IBM looks to boost sales the same way it has for 65 years – yes, it's a new mainframe: The z15

Lineup looks to put a pep in the step of flailing systems group

IBM this month officially unveiled the newest addition to its Z-series mainframe lineup in roughly two years.

Big Blue's z15 family of big iron apparently features improved data security controls and better cloud integration along with the usual array of hardware upgrades you would expect from the first major update to the line since 2017.

Among the features touted by IBM is an integration with its Cloud Pak container-plus packages, a move that aims to make the mainframes more appealing to companies working with hybrid cloud setups.

The other selling point for the big iron will be data security features. IBM is packing the mainframes with its Data Privacy Passports system, which encrypts and manages both keys and access policies for data across multiple machines. There's also a new Z-series processor onboard, a 14nm 12-core chip that runs up to 5.2GHz and has, among other things, an improved branch predictor.

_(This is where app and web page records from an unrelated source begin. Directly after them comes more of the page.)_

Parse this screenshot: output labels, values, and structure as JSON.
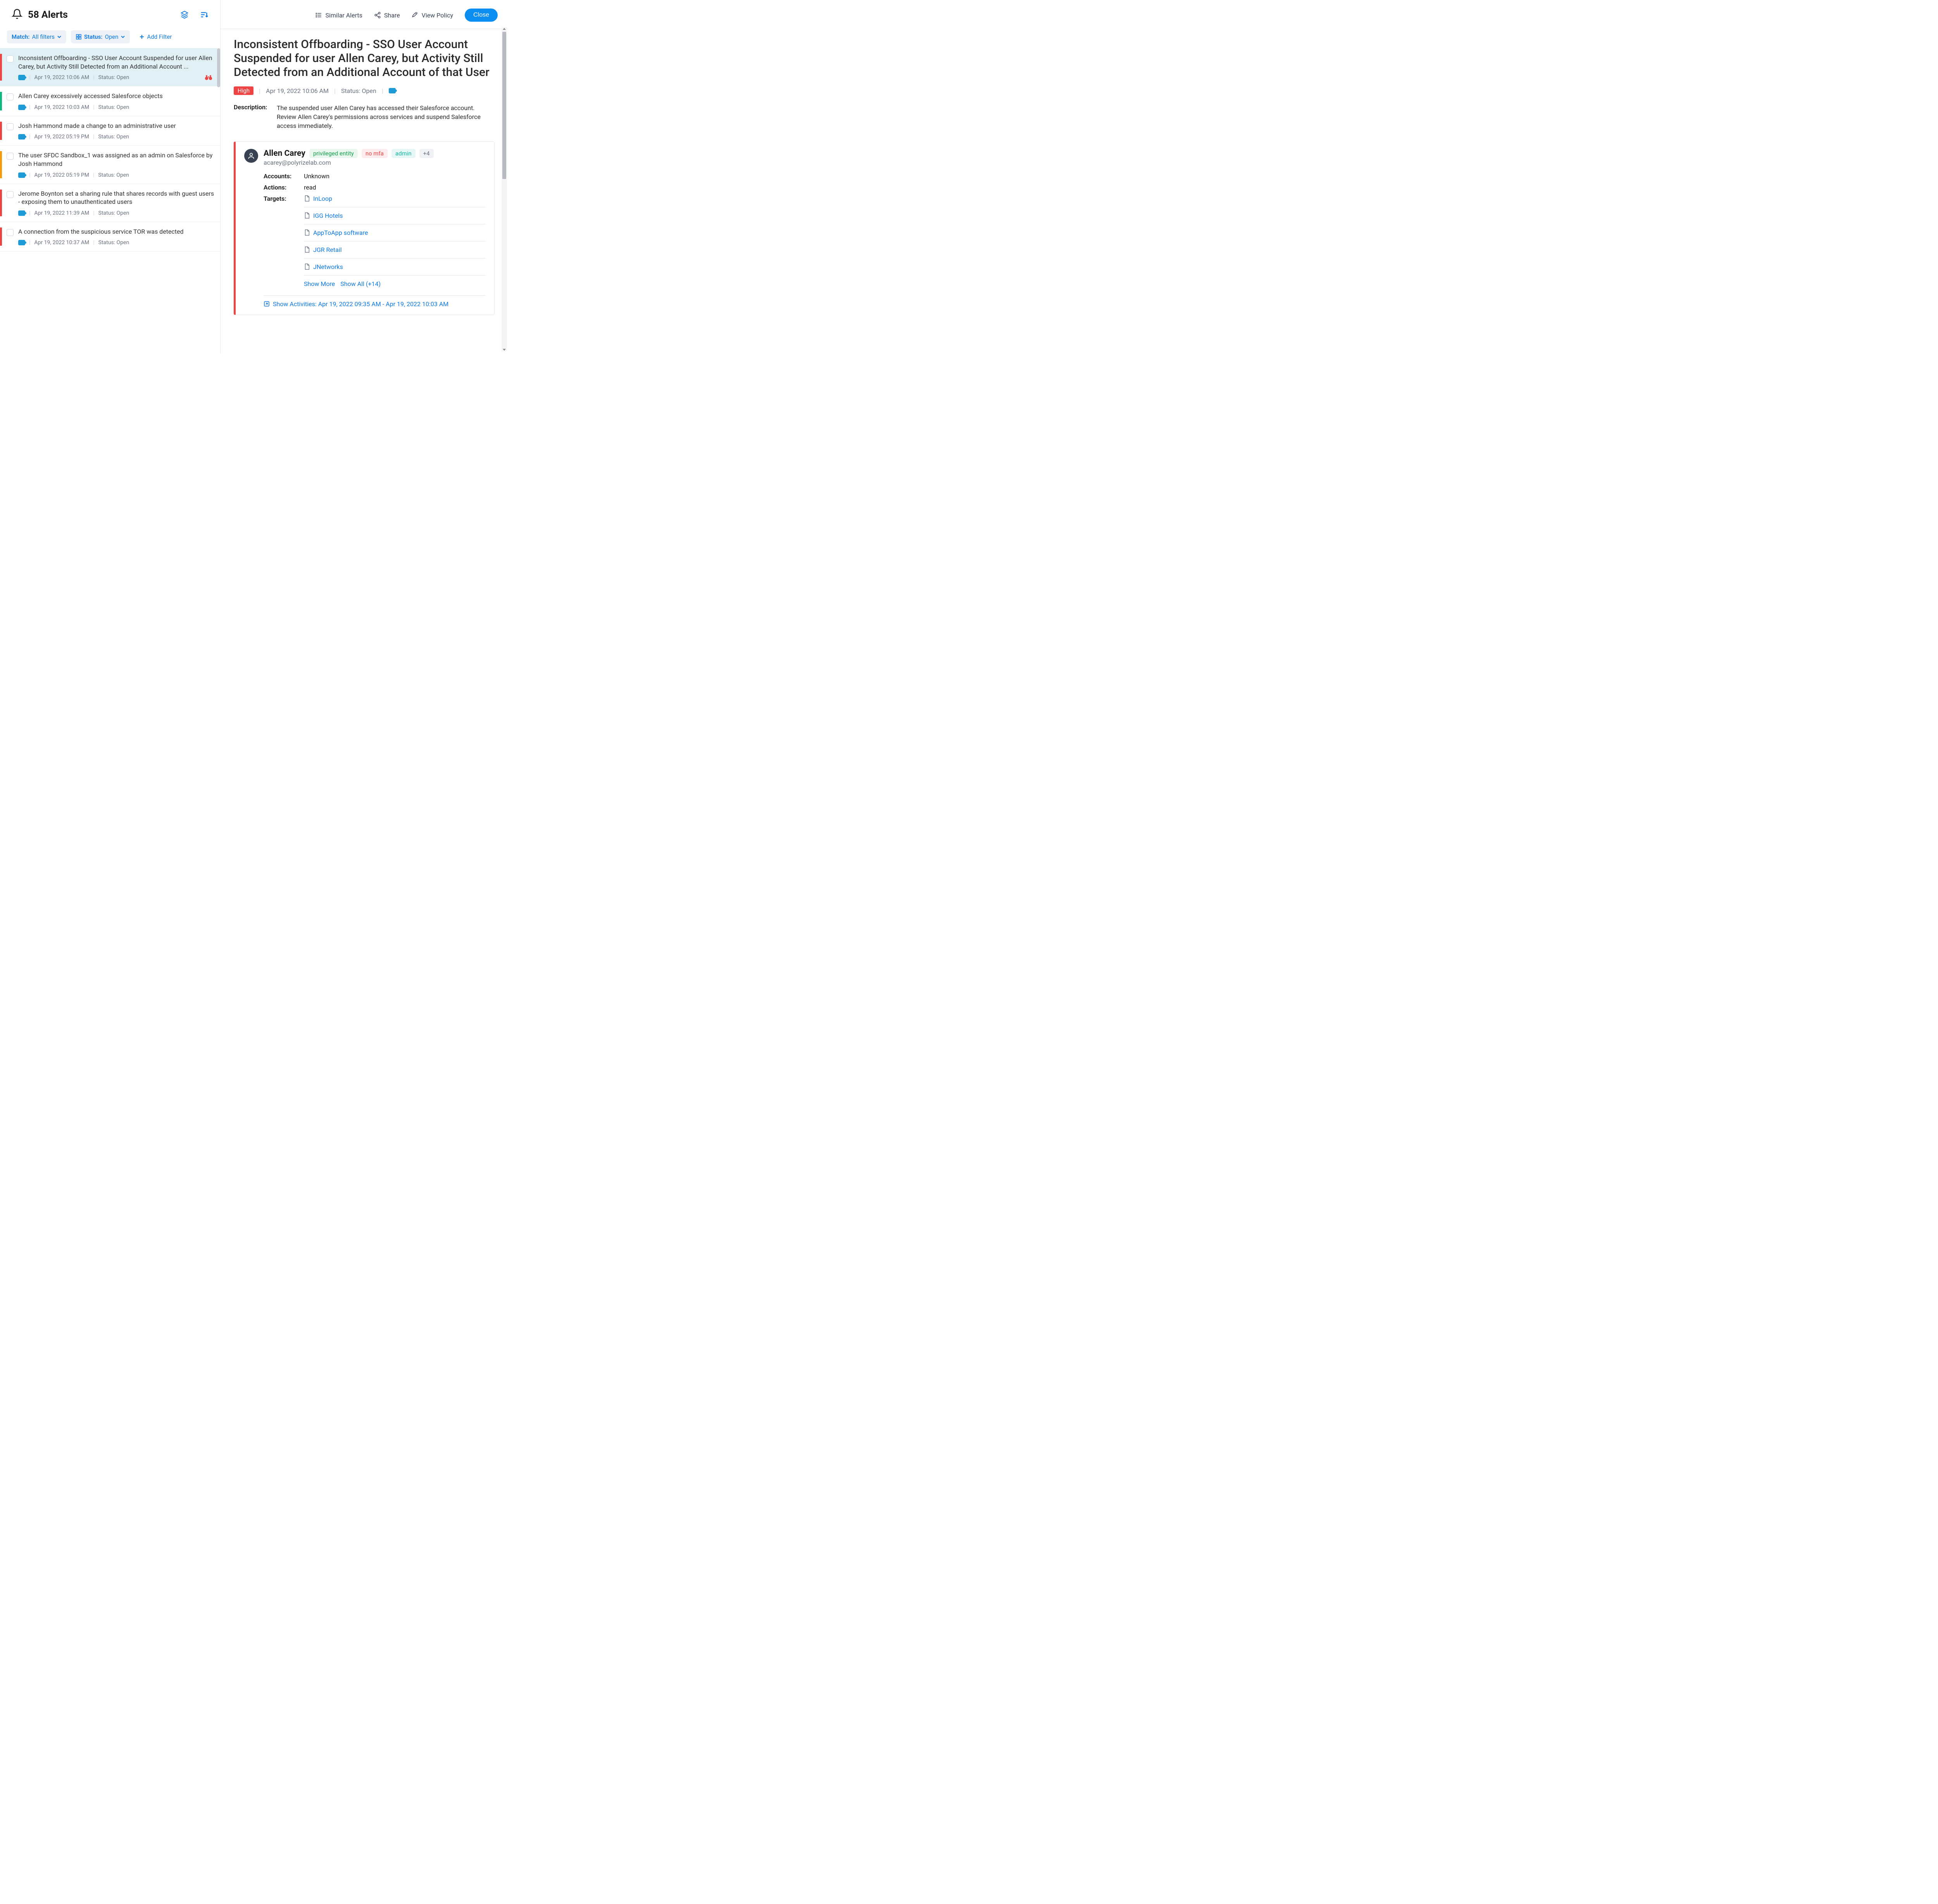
{
  "header": {
    "title": "58 Alerts"
  },
  "filters": {
    "match_label": "Match:",
    "match_value": "All filters",
    "status_label": "Status:",
    "status_value": "Open",
    "add_filter": "Add Filter"
  },
  "alerts": [
    {
      "severity": "red",
      "title": "Inconsistent Offboarding - SSO User Account Suspended for user Allen Carey, but Activity Still Detected from an Additional Account ...",
      "date": "Apr 19, 2022 10:06 AM",
      "status": "Status: Open",
      "active": true,
      "binoc": true
    },
    {
      "severity": "green",
      "title": "Allen Carey excessively accessed Salesforce objects",
      "date": "Apr 19, 2022 10:03 AM",
      "status": "Status: Open"
    },
    {
      "severity": "red",
      "title": "Josh Hammond made a change to an administrative user",
      "date": "Apr 19, 2022 05:19 PM",
      "status": "Status: Open"
    },
    {
      "severity": "yellow",
      "title": "The user SFDC Sandbox_1 was assigned as an admin on Salesforce by Josh Hammond",
      "date": "Apr 19, 2022 05:19 PM",
      "status": "Status: Open"
    },
    {
      "severity": "red",
      "title": "Jerome Boynton set a sharing rule that shares records with guest users - exposing them to unauthenticated users",
      "date": "Apr 19, 2022 11:39 AM",
      "status": "Status: Open"
    },
    {
      "severity": "red",
      "title": "A connection from the suspicious service TOR was detected",
      "date": "Apr 19, 2022 10:37 AM",
      "status": "Status: Open"
    }
  ],
  "right_header": {
    "similar": "Similar Alerts",
    "share": "Share",
    "view_policy": "View Policy",
    "close": "Close"
  },
  "detail": {
    "title": "Inconsistent Offboarding - SSO User Account Suspended for user Allen Carey, but Activity Still Detected from an Additional Account of that User",
    "severity": "High",
    "date": "Apr 19, 2022 10:06 AM",
    "status": "Status: Open",
    "desc_label": "Description:",
    "desc_text": "The suspended user Allen Carey has accessed their Salesforce account. Review Allen Carey's permissions across services and suspend Salesforce access immediately."
  },
  "identity": {
    "name": "Allen Carey",
    "email": "acarey@polyrizelab.com",
    "tags": {
      "privileged": "privileged entity",
      "nomfa": "no mfa",
      "admin": "admin",
      "more": "+4"
    },
    "accounts_label": "Accounts:",
    "accounts_value": "Unknown",
    "actions_label": "Actions:",
    "actions_value": "read",
    "targets_label": "Targets:",
    "targets": [
      "InLoop",
      "IGG Hotels",
      "AppToApp software",
      "JGR Retail",
      "JNetworks"
    ],
    "show_more": "Show More",
    "show_all": "Show All (+14)",
    "activities": "Show Activities: Apr 19, 2022 09:35 AM - Apr 19, 2022 10:03 AM"
  }
}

Circuit schematic abstract illustration

Get your royalty-free soft-core OpenPOWER processor core blueprints here. Extra, extra – read all about it


On the storage front, Big Blue says the mainframes will sport improved speed largely from an all-flash storage setup. A complete rundown of the DS8900F, the storage system paired with the z15, can be found on our sister site, Blocks and Files.

"IBM Z is an essential component for addressing top concerns around hybrid cloud like security, privacy and agility," says IBM z general manager Ross Mauri.

"With z15, our clients can have the cloud they want, with the privacy and security they need – protection for both traditional mission-critical workloads and newer workloads like digital asset custody or blockchain."

While mainframes may be considered a dated concept by some, the big iron beasts remain essential pieces for many large enterprises, particularly financial houses, where application performance, security, and uptime make the mainframe boxes an appealing option.

IBM is hoping that the z-series overhaul will bring a much-needed windfall to its ailing Systems line as well. In its last quarter, the hardware division saw revenues fall by 19.5 per cent, a fall blamed in part on the pending mainframe releases.

The hope is that, as the new line of fancy mainframes hit the market, companies who had been holding off on getting one of the aging z14s will opt to get the new models and inject a fresh wave of cash into Systems. ®

Other stories you might like

  • Robotics and 5G to spur growth of SoC industry – report
    Big OEMs hogging production and COVID causing supply issues

    The system-on-chip (SoC) side of the semiconductor industry is poised for growth between now and 2026, when it's predicted to be worth $6.85 billion, according to an analyst's report. 

    Chances are good that there's an SoC-powered device within arm's reach of you: the tiny integrated circuits contain everything needed for a basic computer, leading to their proliferation in mobile, IoT and smart devices. 

    The report predicting the growth comes from advisory biz Technavio, which looked at a long list of companies in the SoC market. Vendors it analyzed include Apple, Broadcom, Intel, Nvidia, TSMC, Toshiba, and more. The company predicts that much of the growth between now and 2026 will stem primarily from robotics and 5G. 

    Continue reading
  • Deepfake attacks can easily trick live facial recognition systems online
    Plus: Next PyTorch release will support Apple GPUs so devs can train neural networks on their own laptops

    In brief Miscreants can easily steal someone else's identity by tricking live facial recognition software using deepfakes, according to a new report.

    Sensity AI, a startup focused on tackling identity fraud, carried out a series of pretend attacks. Engineers scanned the image of someone from an ID card, and mapped their likeness onto another person's face. Sensity then tested whether they could breach live facial recognition systems by tricking them into believing the pretend attacker is a real user.

    So-called "liveness tests" try to authenticate identities in real-time, relying on images or video streams from cameras like face recognition used to unlock mobile phones, for example. Nine out of ten vendors failed Sensity's live deepfake attacks.

    Continue reading
  • Lonestar plans to put datacenters in the Moon's lava tubes
    How? Founder tells The Register 'Robots… lots of robots'

    Imagine a future where racks of computer servers hum quietly in darkness below the surface of the Moon.

    Here is where some of the most important data is stored, to be left untouched for as long as can be. The idea sounds like something from science-fiction, but one startup that recently emerged from stealth is trying to turn it into a reality. Lonestar Data Holdings has a unique mission unlike any other cloud provider: to build datacenters on the Moon backing up the world's data.

    "It's inconceivable to me that we are keeping our most precious assets, our knowledge and our data, on Earth, where we're setting off bombs and burning things," Christopher Stott, founder and CEO of Lonestar, told The Register. "We need to put our assets in place off our planet, where we can keep it safe."

    Continue reading

Biting the hand that feeds IT © 1998–2022